◆ PROVIDED RECORDS:
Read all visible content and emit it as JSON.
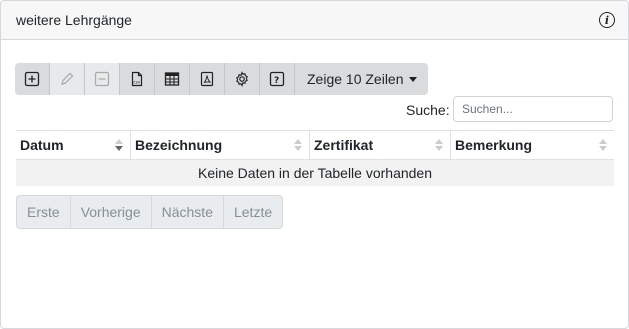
{
  "card": {
    "title": "weitere Lehrgänge",
    "info_icon": "info-icon"
  },
  "toolbar": {
    "buttons": [
      {
        "name": "add-icon",
        "enabled": true
      },
      {
        "name": "edit-icon",
        "enabled": false
      },
      {
        "name": "delete-icon",
        "enabled": false
      },
      {
        "name": "csv-export-icon",
        "enabled": true
      },
      {
        "name": "table-icon",
        "enabled": true
      },
      {
        "name": "pdf-icon",
        "enabled": true
      },
      {
        "name": "gear-icon",
        "enabled": true
      },
      {
        "name": "help-icon",
        "enabled": true
      }
    ],
    "rows_label": "Zeige 10 Zeilen"
  },
  "search": {
    "label": "Suche:",
    "placeholder": "Suchen..."
  },
  "table": {
    "columns": [
      "Datum",
      "Bezeichnung",
      "Zertifikat",
      "Bemerkung"
    ],
    "sorted_column": "Datum",
    "sort_direction": "descending",
    "empty_message": "Keine Daten in der Tabelle vorhanden"
  },
  "pagination": {
    "first": "Erste",
    "previous": "Vorherige",
    "next": "Nächste",
    "last": "Letzte"
  }
}
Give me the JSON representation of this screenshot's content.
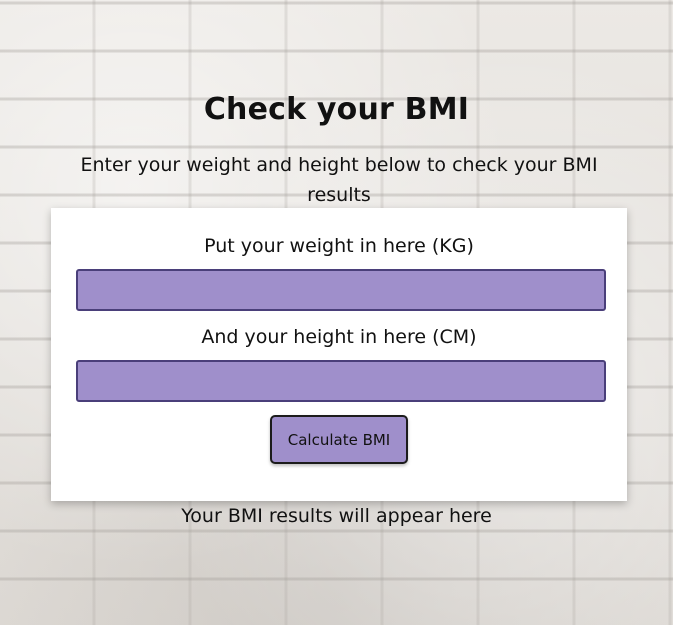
{
  "page": {
    "title": "Check your BMI",
    "subtitle": "Enter your weight and height below to check your BMI results"
  },
  "form": {
    "weight_label": "Put your weight in here (KG)",
    "weight_value": "",
    "height_label": "And your height in here (CM)",
    "height_value": "",
    "calculate_label": "Calculate BMI"
  },
  "results": {
    "text": "Your BMI results will appear here"
  },
  "colors": {
    "input_fill": "#9f8fcb",
    "input_border": "#4a3f7a",
    "card_background": "#ffffff"
  }
}
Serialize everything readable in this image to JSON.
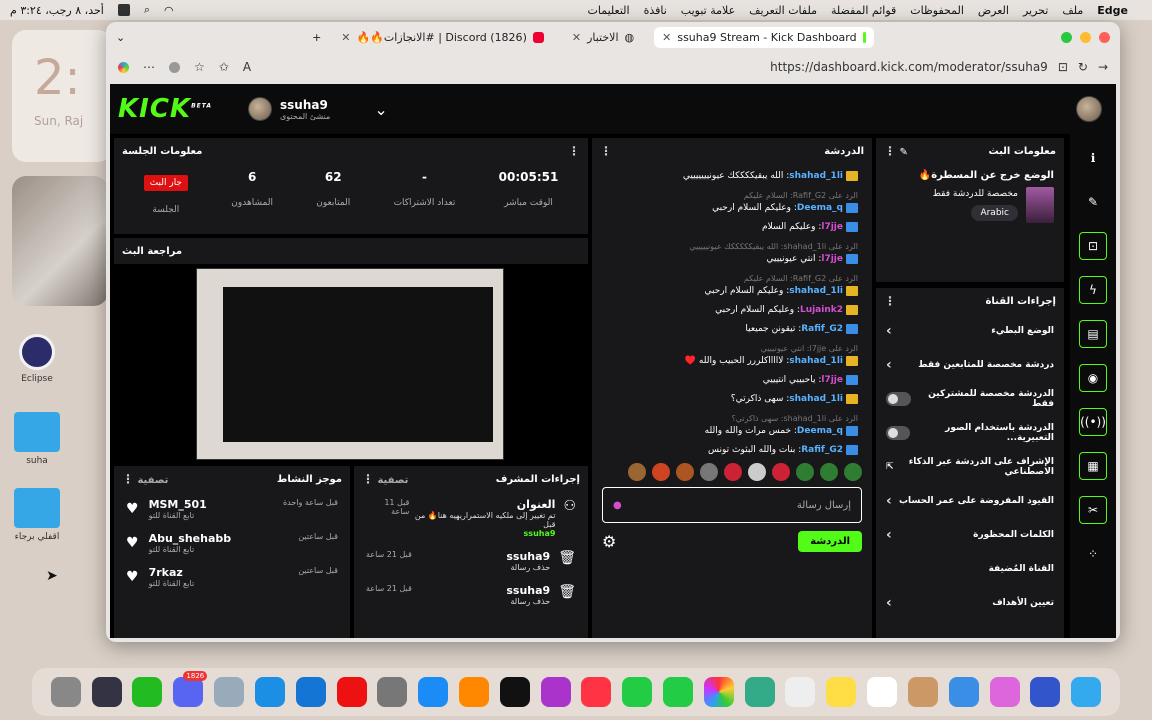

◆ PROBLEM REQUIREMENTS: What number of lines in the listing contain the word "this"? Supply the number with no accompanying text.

◆ ANSWER SPACE: 2